AIM OF THE TASK »
Down to the last line, repeat the entries exactly and drop any image.
** ENTRIES SHOWN follows **
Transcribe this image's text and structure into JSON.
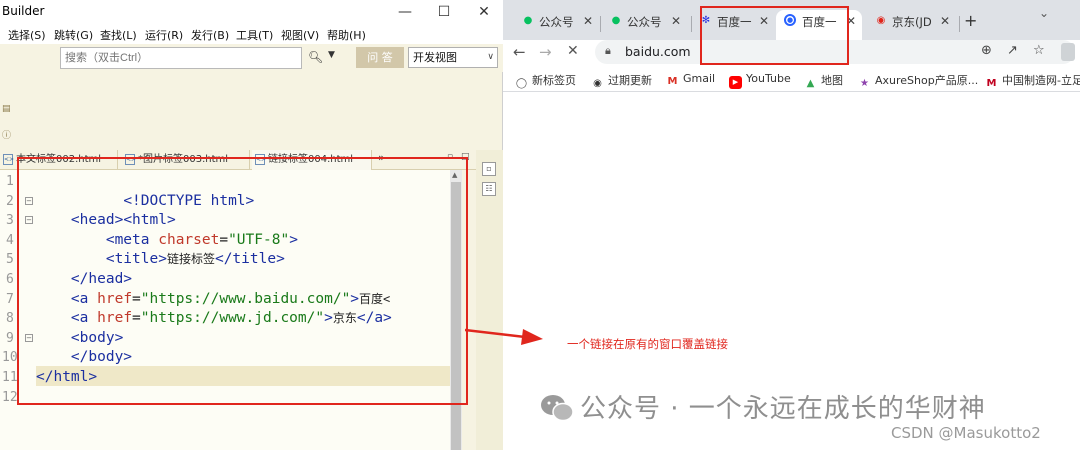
{
  "hbuilder": {
    "title": "Builder",
    "menu": [
      "选择(S)",
      "跳转(G)",
      "查找(L)",
      "运行(R)",
      "发行(B)",
      "工具(T)",
      "视图(V)",
      "帮助(H)"
    ],
    "search_placeholder": "搜索（双击Ctrl）",
    "qa_label": "问 答",
    "view_select": "开发视图",
    "file_tabs": [
      "本文标签002.html",
      "*图片标签003.html",
      "链接标签004.html"
    ],
    "more_tabs": "»",
    "line_numbers": [
      "1",
      "2",
      "3",
      "4",
      "5",
      "6",
      "7",
      "8",
      "9",
      "10",
      "11",
      "12"
    ],
    "code": {
      "l1": "<!DOCTYPE html>",
      "l2": "<html>",
      "l3": "<head>",
      "l4_tag": "<meta",
      "l4_attr": "charset",
      "l4_eq": "=",
      "l4_str": "\"UTF-8\"",
      "l4_end": ">",
      "l5_tag": "<title>",
      "l5_txt": "链接标签",
      "l5_end": "</title>",
      "l6": "</head>",
      "l7_tag": "<a",
      "l7_attr": "href",
      "l7_eq": "=",
      "l7_str": "\"https://www.baidu.com/\"",
      "l7_end": ">",
      "l7_txt": "百度<",
      "l8_tag": "<a",
      "l8_attr": "href",
      "l8_eq": "=",
      "l8_str": "\"https://www.jd.com/\"",
      "l8_end": ">",
      "l8_txt": "京东",
      "l8_close": "</a>",
      "l9": "<body>",
      "l10": "</body>",
      "l11": "</html>"
    }
  },
  "chrome": {
    "tabs": [
      {
        "label": "公众号",
        "icon": "wechat-icon"
      },
      {
        "label": "公众号",
        "icon": "wechat-icon"
      },
      {
        "label": "百度一",
        "icon": "baidu-icon"
      },
      {
        "label": "百度一",
        "icon": "loading-icon"
      },
      {
        "label": "京东(JD",
        "icon": "jd-icon"
      }
    ],
    "new_tab": "+",
    "url": "baidu.com",
    "bookmarks": [
      "新标签页",
      "过期更新",
      "Gmail",
      "YouTube",
      "地图",
      "AxureShop产品原...",
      "中国制造网-立足..."
    ]
  },
  "annotation": "一个链接在原有的窗口覆盖链接",
  "watermark": "公众号 · 一个永远在成长的华财神",
  "credit": "CSDN @Masukotto2",
  "colors": {
    "annotation_red": "#e0261d",
    "hbuilder_bg": "#f6f3e2",
    "tag_blue": "#1b2fa0",
    "attr_red": "#c0392b",
    "string_green": "#1a7a1a"
  }
}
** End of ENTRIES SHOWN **
TASK SOLUTION »
Transcribe this image's text and structure into JSON.
{
  "hbuilder": {
    "title": "Builder",
    "menu": [
      "选择(S)",
      "跳转(G)",
      "查找(L)",
      "运行(R)",
      "发行(B)",
      "工具(T)",
      "视图(V)",
      "帮助(H)"
    ],
    "search_placeholder": "搜索（双击Ctrl）",
    "qa_label": "问 答",
    "view_select": "开发视图",
    "file_tabs": [
      "本文标签002.html",
      "*图片标签003.html",
      "链接标签004.html"
    ],
    "more_tabs": "»",
    "line_numbers": [
      "1",
      "2",
      "3",
      "4",
      "5",
      "6",
      "7",
      "8",
      "9",
      "10",
      "11",
      "12"
    ],
    "code": {
      "l1": "<!DOCTYPE html>",
      "l2": "<html>",
      "l3": "<head>",
      "l4_tag": "<meta",
      "l4_attr": "charset",
      "l4_eq": "=",
      "l4_str": "\"UTF-8\"",
      "l4_end": ">",
      "l5_tag": "<title>",
      "l5_txt": "链接标签",
      "l5_end": "</title>",
      "l6": "</head>",
      "l7_tag": "<a",
      "l7_attr": "href",
      "l7_eq": "=",
      "l7_str": "\"https://www.baidu.com/\"",
      "l7_end": ">",
      "l7_txt": "百度<",
      "l8_tag": "<a",
      "l8_attr": "href",
      "l8_eq": "=",
      "l8_str": "\"https://www.jd.com/\"",
      "l8_end": ">",
      "l8_txt": "京东",
      "l8_close": "</a>",
      "l9": "<body>",
      "l10": "</body>",
      "l11": "</html>"
    }
  },
  "chrome": {
    "tabs": [
      {
        "label": "公众号",
        "icon": "wechat-icon"
      },
      {
        "label": "公众号",
        "icon": "wechat-icon"
      },
      {
        "label": "百度一",
        "icon": "baidu-icon"
      },
      {
        "label": "百度一",
        "icon": "loading-icon"
      },
      {
        "label": "京东(JD",
        "icon": "jd-icon"
      }
    ],
    "new_tab": "+",
    "url": "baidu.com",
    "bookmarks": [
      "新标签页",
      "过期更新",
      "Gmail",
      "YouTube",
      "地图",
      "AxureShop产品原...",
      "中国制造网-立足..."
    ]
  },
  "annotation": "一个链接在原有的窗口覆盖链接",
  "watermark": "公众号 · 一个永远在成长的华财神",
  "credit": "CSDN @Masukotto2",
  "colors": {
    "annotation_red": "#e0261d",
    "hbuilder_bg": "#f6f3e2",
    "tag_blue": "#1b2fa0",
    "attr_red": "#c0392b",
    "string_green": "#1a7a1a"
  }
}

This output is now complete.